Emotions were running high outside ICE headquarters off Central Avenue and Palm Street in Phoenix on Wednesday, as a Valley father went to his scheduled check-in appointment with ICE officials.
Marco Tulio Coss was surrounded by supporters from Shadow Rock United church of Christ, immigrant advocates from Promise, Arizona, and neighborhood ministries. They prayed and sang outside the building, as Coss walked in with his attorney, Ravi Arora.
Supporters said Coss had been living and working in the United States for 18 years. He had honored his ICE appointments and complied with ICE policy multiple times according to Coss and his attorney.
He was given an order for deportation, but was allowed to stay in the country and work as long as he showed up for his appointments. This happened after a traffic stop in 2009, when Coss said he was pulled over and arrested for driving without a license.
"Sure, he broke a law, a traffic violation, but deportation and separation from his family is a severe consequence for that," said Reverend Ken Heintzelman, the pastor of Shadow Rock United Church of Christ, that had offered Coss sanctuary if he needed it.
"Today is different. Enforcement of policy has become more aggressive and punitive, there is no prosecutorial discretion," said Heintzelman.
He stressed their church's mission was to seek immigration reform in a system that was broken, and they supported the detention of violent and dangerous undocumented offenders.
Coss got a break today, as ICE officials gave his attorney 30 more days to file a "stay of removal" and asylum for their client.
Arora said they had learned that Coss has been worried because his brother was killed in the violence in Sonora, Mexico and he does not feel safe returning there. Arora added that in the past, this type of case would not even have been an issue, but now the new administration was enforcing all "orders of removal" without looking at the full picture.
"The ICE office here has actually been as reasonable as they can be considering they're bound by the new orders from the Trump administration. They did agree to give him 30 days to get his affairs in order. We are now filing a stay of removal. If they grant it, we can get another order of supervision. I just spoke to the ICE officer, they are sympathetic to people in Marco's position," said Arora.
Coss said he came to the United States to find a better life for himself, and his family and to escape the violence in Sonora, Mexico. He said he had nothing to return to there.
"My life is here. I stay here for 18 years now, I come when I was 18. I'm going to stay and fight my case. I don't want to go back to Mexico," said Coss.
He is expected to show up for another check in with ICE on May 12th.
An ICE spokeswoman released this statement today:
"All reporting requirements for those checking in with U.S. Immigration and Customs Enforcement (ICE) are determined on a case by case basis. The frequency and duration are dependent on many factors including, but not limited to, pending appeals or petitions, issuance of travel documents, or future hearings before an immigration judge.

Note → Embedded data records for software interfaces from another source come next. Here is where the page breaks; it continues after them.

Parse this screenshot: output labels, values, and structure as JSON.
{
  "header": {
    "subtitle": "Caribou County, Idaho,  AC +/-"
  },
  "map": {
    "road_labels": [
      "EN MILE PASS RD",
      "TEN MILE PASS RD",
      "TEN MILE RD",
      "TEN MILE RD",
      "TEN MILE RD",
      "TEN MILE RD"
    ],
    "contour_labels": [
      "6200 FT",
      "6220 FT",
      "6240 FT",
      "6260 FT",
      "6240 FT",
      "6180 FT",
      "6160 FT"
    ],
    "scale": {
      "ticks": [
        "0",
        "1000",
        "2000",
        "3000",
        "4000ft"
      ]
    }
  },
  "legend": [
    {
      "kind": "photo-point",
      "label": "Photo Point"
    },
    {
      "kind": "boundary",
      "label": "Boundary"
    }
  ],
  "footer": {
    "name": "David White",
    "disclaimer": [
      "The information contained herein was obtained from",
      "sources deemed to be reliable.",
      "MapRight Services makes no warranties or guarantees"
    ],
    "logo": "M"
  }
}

Aliens on the non-detained docket may be subject to various forms of supervision, such as reporting requirements, travel restrictions, and enrollment in the Alternatives to Detention (ATD) Program (including telephonic reporting or Global Positioning System monitoring). The appropriate conditions of release are determined on a case-by-case basis after a review of the individual facts of the case."